The winter of my seventeenth year, I returned to the community to visit my once-raucous playmate whose ill health had transformed her into a soft-spoken friend. The whites of her deep brown eyes had yellowed from liver complications. Her family and my own gathered around her bed, which was heaped with spinning-star quilts, and sang hymns whose Pennsylvania Dutch words I did not know, but whose meaning struck my heart with such clarity, tears slid down my cheeks.

One week later, I stood beside her grave, wearing a thick black headband to hide my newly pierced ears with the fake diamond studs that stabbed the tender skin of my neck and gave me a migraine further magnified by jaw-clenching grief. I remember how the somber community huddled around her family as if their physical presence could shield them, not only from the slashing wind and sleet, but from the reality that their dochder and schweschder's body was about to be placed into the cold, hard ground.

I left for college that summer, almost eighteen years to the day I had been born in Lancaster County, Pennsylvania. I was the first person in my immediate family to attempt a higher education.
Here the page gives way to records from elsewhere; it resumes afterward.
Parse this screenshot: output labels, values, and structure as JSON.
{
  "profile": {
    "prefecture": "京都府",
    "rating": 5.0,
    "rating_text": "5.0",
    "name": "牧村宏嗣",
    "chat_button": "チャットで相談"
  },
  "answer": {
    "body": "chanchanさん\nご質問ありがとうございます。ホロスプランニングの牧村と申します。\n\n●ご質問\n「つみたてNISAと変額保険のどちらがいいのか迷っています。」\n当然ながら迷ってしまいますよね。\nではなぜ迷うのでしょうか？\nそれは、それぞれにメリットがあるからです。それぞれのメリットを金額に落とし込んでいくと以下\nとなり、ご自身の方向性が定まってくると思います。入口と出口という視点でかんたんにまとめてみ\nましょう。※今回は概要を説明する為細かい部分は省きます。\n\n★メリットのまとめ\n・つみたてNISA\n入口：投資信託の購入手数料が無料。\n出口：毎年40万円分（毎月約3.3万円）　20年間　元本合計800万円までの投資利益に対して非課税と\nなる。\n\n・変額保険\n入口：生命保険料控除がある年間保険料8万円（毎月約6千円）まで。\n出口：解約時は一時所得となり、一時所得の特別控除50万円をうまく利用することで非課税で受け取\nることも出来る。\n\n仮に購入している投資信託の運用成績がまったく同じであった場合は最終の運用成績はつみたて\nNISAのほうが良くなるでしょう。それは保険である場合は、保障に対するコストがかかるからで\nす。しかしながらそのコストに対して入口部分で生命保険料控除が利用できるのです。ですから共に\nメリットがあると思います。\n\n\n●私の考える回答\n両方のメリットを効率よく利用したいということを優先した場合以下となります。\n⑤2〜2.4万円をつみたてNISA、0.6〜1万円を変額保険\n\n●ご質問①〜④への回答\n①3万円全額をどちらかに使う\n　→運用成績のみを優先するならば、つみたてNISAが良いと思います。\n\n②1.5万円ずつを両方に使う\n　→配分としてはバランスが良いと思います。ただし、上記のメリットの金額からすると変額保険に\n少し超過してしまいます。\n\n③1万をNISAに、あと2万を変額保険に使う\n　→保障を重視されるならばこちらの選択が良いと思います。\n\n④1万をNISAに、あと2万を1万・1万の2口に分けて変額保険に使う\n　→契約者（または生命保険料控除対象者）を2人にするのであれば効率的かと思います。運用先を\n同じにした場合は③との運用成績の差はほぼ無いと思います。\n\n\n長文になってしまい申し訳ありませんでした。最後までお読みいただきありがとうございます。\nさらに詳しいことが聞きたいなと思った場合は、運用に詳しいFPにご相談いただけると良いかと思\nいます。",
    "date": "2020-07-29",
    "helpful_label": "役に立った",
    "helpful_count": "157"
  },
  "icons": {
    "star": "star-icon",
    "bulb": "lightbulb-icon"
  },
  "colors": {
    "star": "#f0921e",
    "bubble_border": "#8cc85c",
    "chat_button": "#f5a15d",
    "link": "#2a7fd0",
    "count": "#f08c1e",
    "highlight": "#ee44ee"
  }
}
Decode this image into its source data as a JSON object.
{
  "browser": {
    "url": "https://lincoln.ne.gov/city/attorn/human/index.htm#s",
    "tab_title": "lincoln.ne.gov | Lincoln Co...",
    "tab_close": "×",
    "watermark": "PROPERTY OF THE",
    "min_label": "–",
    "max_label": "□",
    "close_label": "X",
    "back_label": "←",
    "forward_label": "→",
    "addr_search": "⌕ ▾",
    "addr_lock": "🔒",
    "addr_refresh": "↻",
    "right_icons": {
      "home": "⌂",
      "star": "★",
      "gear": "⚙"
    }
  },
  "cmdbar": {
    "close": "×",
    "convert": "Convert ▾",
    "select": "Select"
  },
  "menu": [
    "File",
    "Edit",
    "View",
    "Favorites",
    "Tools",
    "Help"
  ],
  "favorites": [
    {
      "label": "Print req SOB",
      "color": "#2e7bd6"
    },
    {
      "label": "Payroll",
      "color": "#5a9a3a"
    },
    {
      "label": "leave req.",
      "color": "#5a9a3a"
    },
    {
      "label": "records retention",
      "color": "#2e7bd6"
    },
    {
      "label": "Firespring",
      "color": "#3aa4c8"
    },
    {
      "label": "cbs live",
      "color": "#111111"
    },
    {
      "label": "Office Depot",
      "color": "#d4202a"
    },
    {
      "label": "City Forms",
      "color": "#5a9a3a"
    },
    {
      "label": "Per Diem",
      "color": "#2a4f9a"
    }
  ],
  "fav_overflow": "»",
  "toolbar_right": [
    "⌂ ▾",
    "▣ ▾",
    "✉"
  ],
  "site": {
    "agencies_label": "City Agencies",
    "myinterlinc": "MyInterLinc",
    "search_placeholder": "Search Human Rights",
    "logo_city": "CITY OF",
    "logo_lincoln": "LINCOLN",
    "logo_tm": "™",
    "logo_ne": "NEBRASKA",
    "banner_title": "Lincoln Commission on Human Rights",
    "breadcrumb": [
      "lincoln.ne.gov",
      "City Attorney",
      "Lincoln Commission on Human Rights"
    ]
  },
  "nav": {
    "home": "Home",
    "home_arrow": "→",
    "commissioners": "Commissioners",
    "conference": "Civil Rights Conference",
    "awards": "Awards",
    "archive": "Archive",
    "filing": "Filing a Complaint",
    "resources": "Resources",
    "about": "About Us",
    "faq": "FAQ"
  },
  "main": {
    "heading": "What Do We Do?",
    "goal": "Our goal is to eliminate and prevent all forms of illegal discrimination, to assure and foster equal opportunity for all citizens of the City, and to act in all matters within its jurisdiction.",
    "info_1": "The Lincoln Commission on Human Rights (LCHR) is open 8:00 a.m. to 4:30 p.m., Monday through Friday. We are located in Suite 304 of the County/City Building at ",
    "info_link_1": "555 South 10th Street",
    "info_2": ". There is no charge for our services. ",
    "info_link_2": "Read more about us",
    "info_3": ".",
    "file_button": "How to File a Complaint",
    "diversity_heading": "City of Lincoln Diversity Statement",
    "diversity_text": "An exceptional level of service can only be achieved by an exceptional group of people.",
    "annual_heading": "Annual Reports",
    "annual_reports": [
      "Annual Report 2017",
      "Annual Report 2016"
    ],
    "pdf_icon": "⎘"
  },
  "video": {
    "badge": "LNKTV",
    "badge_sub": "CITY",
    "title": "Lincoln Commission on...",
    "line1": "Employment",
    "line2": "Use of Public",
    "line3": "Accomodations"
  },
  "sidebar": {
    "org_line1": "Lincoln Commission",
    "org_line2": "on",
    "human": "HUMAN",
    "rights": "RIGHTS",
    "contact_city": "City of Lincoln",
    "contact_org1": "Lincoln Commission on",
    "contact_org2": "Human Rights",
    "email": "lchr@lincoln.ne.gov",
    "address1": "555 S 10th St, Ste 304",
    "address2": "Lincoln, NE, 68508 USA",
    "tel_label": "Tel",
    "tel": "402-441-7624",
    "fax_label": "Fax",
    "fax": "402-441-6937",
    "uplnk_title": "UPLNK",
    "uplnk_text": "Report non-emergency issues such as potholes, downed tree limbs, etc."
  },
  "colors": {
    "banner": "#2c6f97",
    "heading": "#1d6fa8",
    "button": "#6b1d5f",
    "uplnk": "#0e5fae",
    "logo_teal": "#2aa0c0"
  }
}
As I unpacked my flared Lucky jeans and beaded sweaters into wobbling dorm drawers, I thought I was leaving my Mennonite heritage along with a certain broad-shouldered, hazel-eyed man whose father had attended my father's Mennonite high school.

Three years, one death, and two lifetimes' worth of tribulations later, I realized that I had not lost the precious attributes surrounding my Plain heritage, so much as I had needed to go away in order to find myself.

I HIGHLY recommend this book!
A fantastic read, I could not put the book down.
I love the whole God can work all things for good" message in this book. The ending was fantastic, the entire book was a joy ride for me.
Petersheim really knows her stuff and has done her homework. She makes you feel as if you are living on each page of the story. I was so part of the story, it was so real to me.
I highly recommend this book. I gave it 5 stars. I have to say it is a book binge book!
I was given a copy of this book by the publisher and author for my honest review.


  1. I like the Amish books, this one sounds amazing.

  2. Yes, Yes, Yes! I definitely want to read this book! it sounds GREAT! Thank you again, Mary, for such a wonderful review!

  3. Thanks, Mary for the great review. I want to read this one too.

  4. I am looking forward to reading this book also! Loved your review Mary. I have The Outcast but haven't read it yet.

    Judy B

  5. Sounds like a great book. Thank you for your reviews.

  6. Hello Mary. I have been watching this book and wanting a lot, but haven't gotten that lucky yet. I liked your excitement about this book. I don't have a book by Jolina yet but would sure love to have this one. Thanks for a chance.
    Maxie > mac262(at)me(dot)com <

  7. I have read so many great things about this book and I can't wait to read it. Thank you, Mary.

  8. Thank you for the wonderful review, Mary! I appreciate it so much!

  9. This is such an amazing story. I have had the privilege to read both, The Outcast and The Midwife. All I can say is that I'm anxiously awaiting Jolina's next novel.
    Great review, Mary!

  10. This sounds incredible. I hope that I will have a chance to read this one! Sonja dot Nishimoto at gmail dot com

  11. This book sounds really good. Thanks for the great review.